"Portrayls of soldiers wrecked by war date to the ancient Greeks (see Aeschylus), but Ms. Ryan adeptly reworks the time-tested recipe from a woman's perspective to make it seem fresh again...Briskly written in brief scenes that easily flash back and forth...the subject of sexual assault in the military gives the play weight and merit. Ms. Ryan deftly layers critical incidents that culminate in a forceful climax."
- Michael Sommers, New York Times
LOST BOY FOUND IN WHOLE FOODS
"Ryan's play poignantly and powerfully integrates a personal story with a current world issue. When single mother Christine meets Gabriel, one of the "lost boys" from Sudan, in the produce section of a Pittsburgh Whole Foods where he works, the two form a relationship that changes both their lives. The play avoids easy, feel-good answers in exploring the very different ways that Christine and Gabriel think he should deal with the challenges he faces. As Pittsburgh theater critic Christopher Rawson perceptively observes, "the person who is most truly lost amid middle-class comfort is... Christine... [The play charts] the faltering, one-forward, one-back steps she takes to find her own usefulness and meaning."
-- The American Theater Critics Association, 2012 Francesca Primus Prize.
A CONFLUENCE OF DREAMING
"CONFLUENCE is what we'd call a 9/11 play...it's also about marriage, parenting, cybersex and especially dreams... it's engrossing, perceptive and very very funny.... Carol's rebellion is a hoot, involving some very funny sex scenes, remember this is a master class in turning existential despair into comedy.
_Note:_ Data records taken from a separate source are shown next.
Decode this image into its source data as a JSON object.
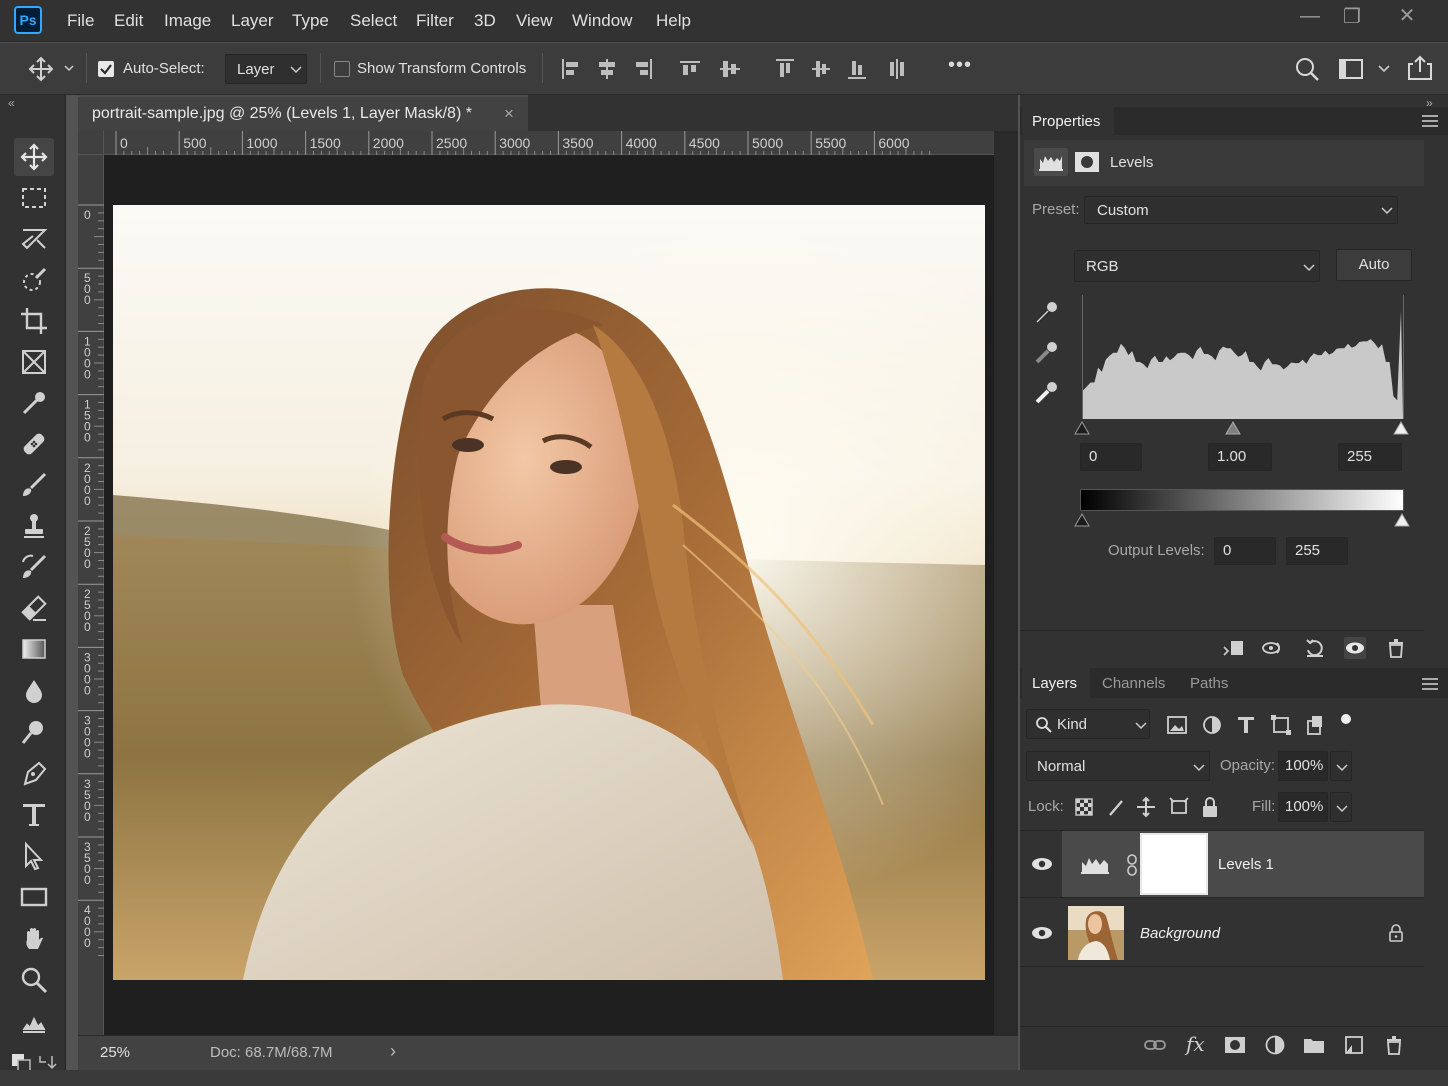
{
  "app": {
    "logo": "Ps"
  },
  "menubar": {
    "items": [
      "File",
      "Edit",
      "Image",
      "Layer",
      "Type",
      "Select",
      "Filter",
      "3D",
      "View",
      "Window",
      "Help"
    ],
    "window_controls": {
      "minimize": "—",
      "restore": "❐",
      "close": "✕"
    }
  },
  "options": {
    "auto_select_label": "Auto-Select:",
    "auto_select_checked": true,
    "auto_select_target": "Layer",
    "show_transform_label": "Show Transform Controls",
    "show_transform_checked": false,
    "more": "•••"
  },
  "document": {
    "tab_title": "portrait-sample.jpg @ 25% (Levels 1, Layer Mask/8) *",
    "close": "×",
    "ruler_h": [
      "0",
      "500",
      "1000",
      "1500",
      "2000",
      "2500",
      "3000",
      "3500",
      "4000",
      "4500",
      "5000",
      "5500",
      "6000"
    ],
    "ruler_v": [
      "0",
      "5 0 0",
      "1 0 0 0",
      "1 5 0 0",
      "2 0 0 0",
      "2 5 0 0",
      "2 5 0 0",
      "3 0 0 0",
      "3 0 0 0",
      "3 5 0 0",
      "3 5 0 0",
      "4 0 0 0"
    ],
    "image_description_icon": "portrait-photo",
    "zoom": "25%",
    "doc_size": "Doc: 68.7M/68.7M",
    "status_arrow": "›"
  },
  "tools": [
    "move-tool",
    "marquee-tool",
    "lasso-tool",
    "quick-select-tool",
    "crop-tool",
    "frame-tool",
    "eyedropper-tool",
    "healing-tool",
    "brush-tool",
    "stamp-tool",
    "history-brush-tool",
    "eraser-tool",
    "gradient-tool",
    "blur-tool",
    "dodge-tool",
    "pen-tool",
    "type-tool",
    "path-select-tool",
    "rectangle-tool",
    "hand-tool",
    "zoom-tool",
    "edit-toolbar",
    "swap-colors"
  ],
  "properties": {
    "tab": "Properties",
    "adjustment_name": "Levels",
    "preset_label": "Preset:",
    "preset_value": "Custom",
    "channel": "RGB",
    "auto_button": "Auto",
    "input_black": "0",
    "input_gamma": "1.00",
    "input_white": "255",
    "output_label": "Output Levels:",
    "output_black": "0",
    "output_white": "255",
    "histogram": [
      0.25,
      0.32,
      0.45,
      0.52,
      0.58,
      0.66,
      0.56,
      0.5,
      0.48,
      0.52,
      0.5,
      0.55,
      0.54,
      0.58,
      0.56,
      0.6,
      0.57,
      0.55,
      0.6,
      0.62,
      0.58,
      0.56,
      0.5,
      0.46,
      0.5,
      0.48,
      0.47,
      0.46,
      0.49,
      0.52,
      0.54,
      0.56,
      0.6,
      0.58,
      0.62,
      0.66,
      0.64,
      0.68,
      0.7,
      0.62,
      0.5,
      0.2,
      0.95
    ]
  },
  "layers_panel": {
    "tabs": [
      "Layers",
      "Channels",
      "Paths"
    ],
    "active_tab": "Layers",
    "filter_label": "Kind",
    "blend_mode": "Normal",
    "opacity_label": "Opacity:",
    "opacity": "100%",
    "lock_label": "Lock:",
    "fill_label": "Fill:",
    "fill": "100%",
    "layers": [
      {
        "name": "Levels 1",
        "selected": true,
        "visible": true
      },
      {
        "name": "Background",
        "selected": false,
        "visible": true,
        "locked": true
      }
    ]
  },
  "colors": {
    "accent": "#31a8ff",
    "menubar": "#323232",
    "panel": "#323232",
    "pasteboard": "#1f1f1f"
  }
}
Leave the young children at home."
Christopher Rawson, Pittsburgh Post-Gazette
DARK PART OF THE FOREST
"Tammy Ryan should have called her new play 'The Dark Part of the Marriage' instead of the DARK PART OF THE FOREST...in the play's potent debut... Joan and Bill's faltering marriage is the main event. What's also intriguing about DARK PART OF THE FOREST is the abundance of fairy tale imagery...Ryan has written no fairy tale, though. She can be grimmer than the Grimm brothers--but just as enigmatically entertaining." Peter Filichia, The Star-Ledger
This poignant coming of age story follows young Maura Conlon through her childhood journey in the 1960s and 70s. Growing up in an Irish-Catholic family, mostly held together by commitment to her youngest brother, Joey, born with Down's syndrome, Maura struggles to find her place in the world. She is fascinated by mysteries, a fascination fed by the elusive world of her FBI agent father. Her dream was to follow his path and crack "the code" that made his world so lusciously impenetrable.
THE MUSIC LESSON
BEST WOMEN'S MONOLOGUES 2007
Excerpts from BABY'S BLUESEdited by D. L. Lepidus
Smith & Kraus (link)
CLASSROOM SCENES AND MONOLOGUES 2005Edited by Kent R. Brown
Excerpts from DARK PART OF THE FOREST and A CONFLUENCE OF DREAMINGDramatic Publishing Company, Inc. 2005 (link)
EVEN MORE MONOLOGUES FOR WOMEN BY WOMENEdited by Tori Haring-Smith (link)
Excerpts from DARK PART OF THE FOREST
MORE MONOLOGUES FOR WOMEN BY WOMENEdited by Tori Haring-Smith (link)
Excerpts from VEGETABLE LOVE
MONOLOGUES FOR WOMEN BY WOMENEdited by Tori Haring-Smith (link)
Excerpts from SOULS ON BOARD
Edited by Deirdra McAfee and BettyJoyce Nash, Lock And Load: Armed Fiction includes Tammy Ryan's essay, The Guns in My Plays.
Copyright 2009-2010 Tammy Ryan